Chinese Yuan

China's yuan may enter IMF basket with lower share: Sources

Getty Images

China's yuan may enter the International Monetary Fund's benchmark currency basket at a lower weighting than previously estimated as the IMF considers rejigging the basket to better reflect financial flows, people briefed on the Fund's discussions told Reuters.

IMF policymakers are expected to add the Chinese currency to the Special Drawing Rights basket later this month, after a campaign by Beijing for the yuan, or renminbi, to have equal billing with the dollar, euro, pound sterling and yen.

Adding the yuan to the SDR basket would mark the biggest change since 1980, when the number of currencies in the basket was cut from 16.

Two people familiar with IMF deliberations said policymakers were considering changing the way the weights of currencies in the basket are calculated to make export volumes less important and financial flows more important.

China's central bank provides more stimulus

China, the world's largest exporter, lags other countries in financial transactions and such a change would give China's yuan, also known as the renminbi, a lower share in the basket than under the current formula.

The yuan's inclusion is largely seen as a recognition of China's political and economic heft and as setting the seal of approval on its economic reforms and would likely not have a major impact on financial markets.

IMF staff calculated in July the yuan could have a weighting of about 14 to 16 percent and HSBC estimated it would have about 14 percent under the current formula.

One person briefed on the IMF discussions said those estimates were "too high" and a second person, an official of a major Asian country who saw a report from IMF staff to the executive board, suggested the weighting may be closer to 10 percent. "It's barely a two-digit rate, just the minimum (rate to be a double-digit one)," the official said.

The IMF's executive board, which represents the Fund's 188 members, will decide on the composition of the SDR basket on Nov. 30 but is likely to back a thumbs-up for the yuan from IMF staff and managing director Christine Lagarde.

Why isn't the yuan rising despite IMF support?

The board will also discuss changes to the weightings.

"We have to find a way to reflect financial transactions as independent from the trade of goods and services," the first person said. "We will discuss several possibilities."

The IMF declined to comment.

Formula flawed

The SDR basket determines the mix of currencies that countries like Greece can receive as IMF disbursements and economists expect that inclusion will boost demand for the yuan.

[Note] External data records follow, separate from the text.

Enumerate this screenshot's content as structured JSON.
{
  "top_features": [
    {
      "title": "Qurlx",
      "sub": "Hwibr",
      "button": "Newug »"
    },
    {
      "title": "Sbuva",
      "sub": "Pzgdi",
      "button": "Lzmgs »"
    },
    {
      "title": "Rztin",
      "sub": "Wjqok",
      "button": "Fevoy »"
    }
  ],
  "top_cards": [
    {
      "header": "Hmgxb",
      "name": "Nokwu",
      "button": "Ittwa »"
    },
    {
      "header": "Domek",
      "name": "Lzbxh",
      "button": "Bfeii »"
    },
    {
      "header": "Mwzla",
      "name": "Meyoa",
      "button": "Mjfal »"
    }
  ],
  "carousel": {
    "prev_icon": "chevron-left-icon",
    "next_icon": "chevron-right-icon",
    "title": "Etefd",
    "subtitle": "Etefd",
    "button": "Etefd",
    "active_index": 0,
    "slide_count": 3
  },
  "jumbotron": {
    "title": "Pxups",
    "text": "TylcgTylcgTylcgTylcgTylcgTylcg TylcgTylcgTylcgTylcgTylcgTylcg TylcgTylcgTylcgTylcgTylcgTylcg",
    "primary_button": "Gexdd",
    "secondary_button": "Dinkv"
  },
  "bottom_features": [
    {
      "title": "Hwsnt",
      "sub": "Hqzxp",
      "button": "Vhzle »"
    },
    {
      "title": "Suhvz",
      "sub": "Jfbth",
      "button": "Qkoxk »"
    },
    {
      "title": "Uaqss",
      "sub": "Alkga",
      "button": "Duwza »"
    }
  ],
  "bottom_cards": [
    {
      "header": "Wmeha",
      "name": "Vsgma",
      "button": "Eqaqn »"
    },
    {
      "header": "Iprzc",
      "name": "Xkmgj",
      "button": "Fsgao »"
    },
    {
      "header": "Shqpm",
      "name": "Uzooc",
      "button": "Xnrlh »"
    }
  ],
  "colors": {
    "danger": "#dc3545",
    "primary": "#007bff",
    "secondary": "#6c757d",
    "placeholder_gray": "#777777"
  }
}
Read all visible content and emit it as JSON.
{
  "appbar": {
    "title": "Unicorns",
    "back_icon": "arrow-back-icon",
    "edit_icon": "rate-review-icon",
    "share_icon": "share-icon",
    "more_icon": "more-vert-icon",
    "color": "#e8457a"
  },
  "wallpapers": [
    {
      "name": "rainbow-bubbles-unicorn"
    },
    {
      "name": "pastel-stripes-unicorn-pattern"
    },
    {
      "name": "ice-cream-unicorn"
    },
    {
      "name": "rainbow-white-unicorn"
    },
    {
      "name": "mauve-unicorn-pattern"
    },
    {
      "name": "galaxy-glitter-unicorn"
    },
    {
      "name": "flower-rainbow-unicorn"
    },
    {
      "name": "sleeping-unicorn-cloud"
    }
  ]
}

Last set in 2010, the basket is currently 41.9 percent dollar, 37.4 percent euro, 11.3 percent sterling and 9.4 percent yen.

IMF staff said in July there were "significant shortcomings" with the current SDR methodology, which dates to 1978, including that it did not take the large increase in financial flows into account.

Zhou Xiaochuan
Top officials: China is totally committed to reform

ING economists reworked the formula to include measures of financial flows in July and came up with a yuan share of 9.2 percent, noting that a smaller share would be less disruptive to markets.

"It's a win-win, the CNY gets added to the basket but at a more measured pace," ING foreign exchange strategist Viraj Patel said.

The ING calculations put the yuan ahead of sterling's 7.9 percent and the yen's 7.0 percent. The euro's share would fall to 32.0 percent under the revised formula and the dollar's would rise to 43.9 percent.

Capital Economics economist Andrew Kenningham said the methodology change would impact the yuan the most, while the other countries would maintain similar ratios.

"The renminbi is completely different because despite its inclusion in the SDR, it's not really a fully convertible currency and has very thin, much less liquid markets," he said.